Check this out! RStudio now has special features for Stan: – Improved, context-aware autocompletion for Stan files and chunks – A document outline, which allows for easy navigation between Stan code blocks – Inline diagnostics, which help to find issues while you develop your Stan model – The ability to interrupt Stan parallel workers launched […]

Limitations of “Limitations of Bayesian Leave-One-Out Cross-Validation for Model Selection”

“If you will believe in your heart and confess with your lips, surely you will be saved one day” – The Mountain Goats paraphrasing Romans 10:9 One of the weird things about working with people a lot is that it doesn’t always translate into multiple opportunities to see them talk.  I’m pretty sure the only […]

Why are functional programming languages so popular in the programming languages community?

Matthijs Vákár writes: Re the popularity of functional programming and Church-style languages in the programming languages community: there is a strong sentiment in that community that functional programming provides important high-level primitives that make it easy to write correct programs. This is because functional code tends to be very short and easy to reason about […]

Using Stacking to Average Bayesian Predictive Distributions (with Discussion)

I’ve posted on this paper (by Yuling Yao, Aki Vehtari, Daniel Simpson, and myself) before, but now the final version has been published, along with a bunch of interesting discussions and our rejoinder. This has been an important project for me, as it answers a question that’s been bugging me for over 20 years (since […]

“Dynamically Rescaled Hamiltonian Monte Carlo for Bayesian Hierarchical Models”

Aki points us to this paper by Tore Selland Kleppe, which begins: Dynamically rescaled Hamiltonian Monte Carlo (DRHMC) is introduced as a computationally fast and easily implemented method for performing full Bayesian analysis in hierarchical statistical models. The method relies on introducing a modified parameterisation so that the re-parameterised target distribution has close to constant […]

A.I. parity with the West in 2020

Someone just sent me a link to an editorial by Ken Church, in the journal Natural Language Engineering (who knew that journal was still going? I’d have thought open access would’ve killed it). The abstract of Church’s column says of China, There is a bold government plan for AI with specific milestones for parity with […]

StanCon Helsinki streaming live now (and tomorrow)

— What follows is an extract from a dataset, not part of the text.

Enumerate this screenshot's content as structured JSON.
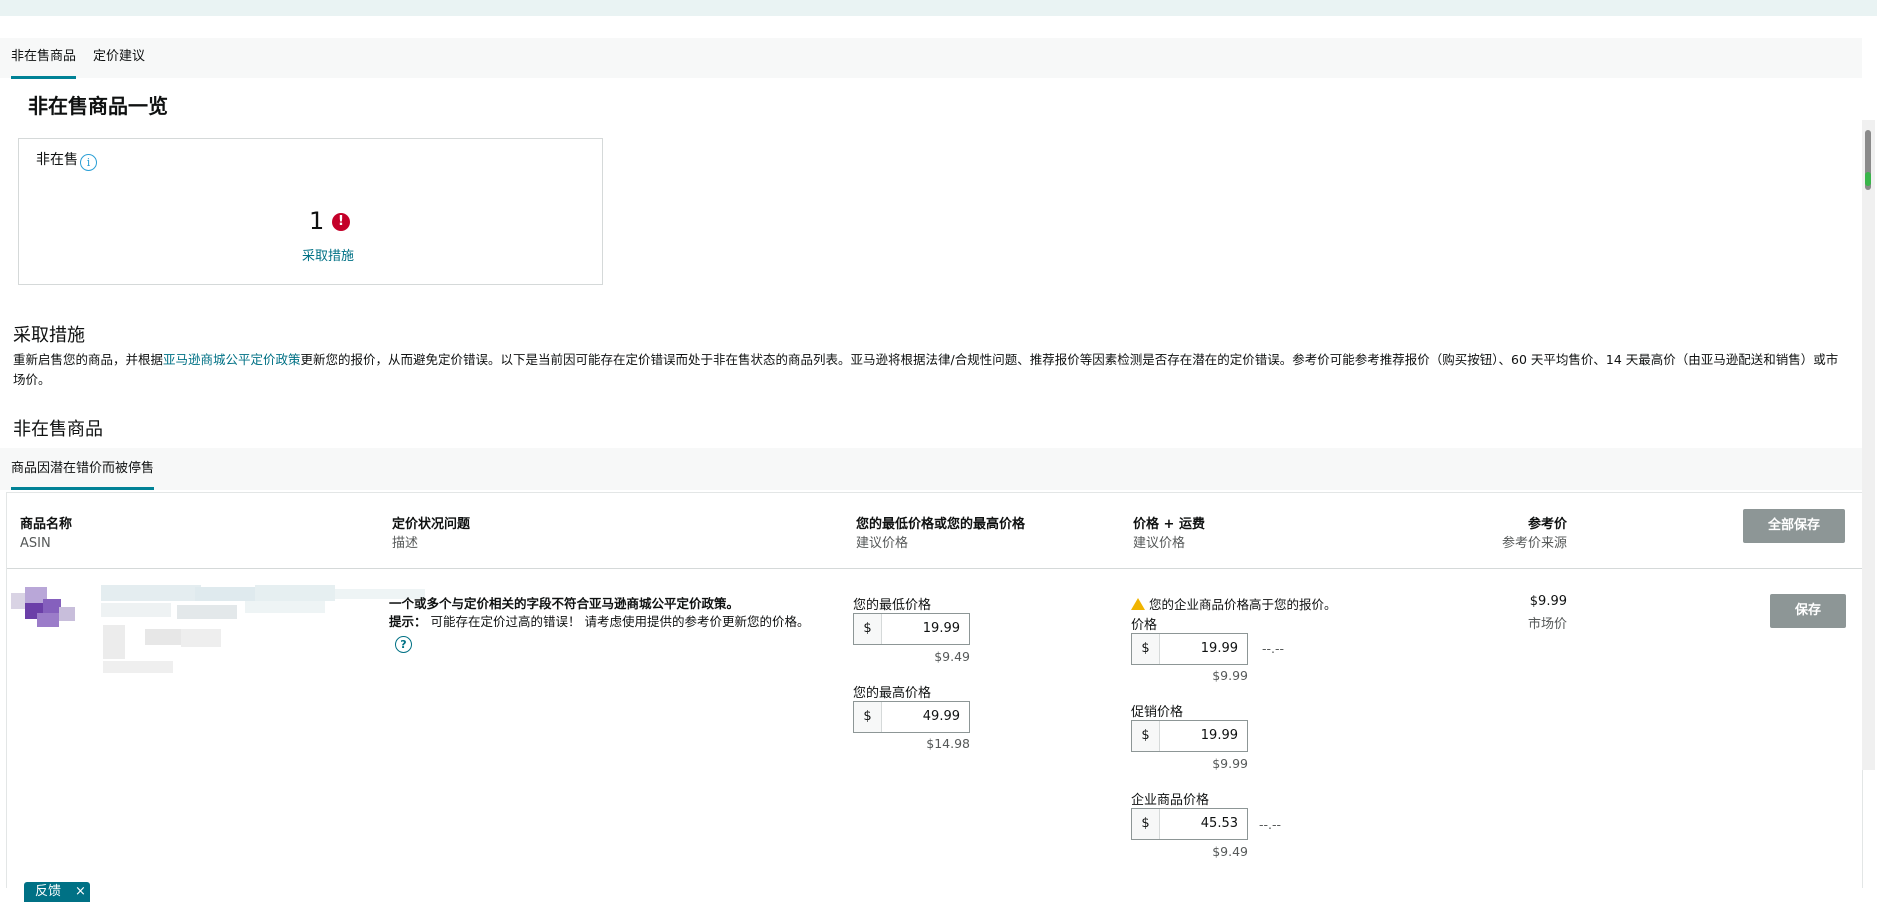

We’re streaming live right now! Thursday 08:45-17:30: YouTube Link Friday 09:00-17:00: YouTube Link Timezone is Eastern European Summer Time (EEST) +0300 UTC Here’s a link to the full program [link fixed]. There have already been some great talks and they’ll all be posted with slides and runnable source code after the conference on the Stan […]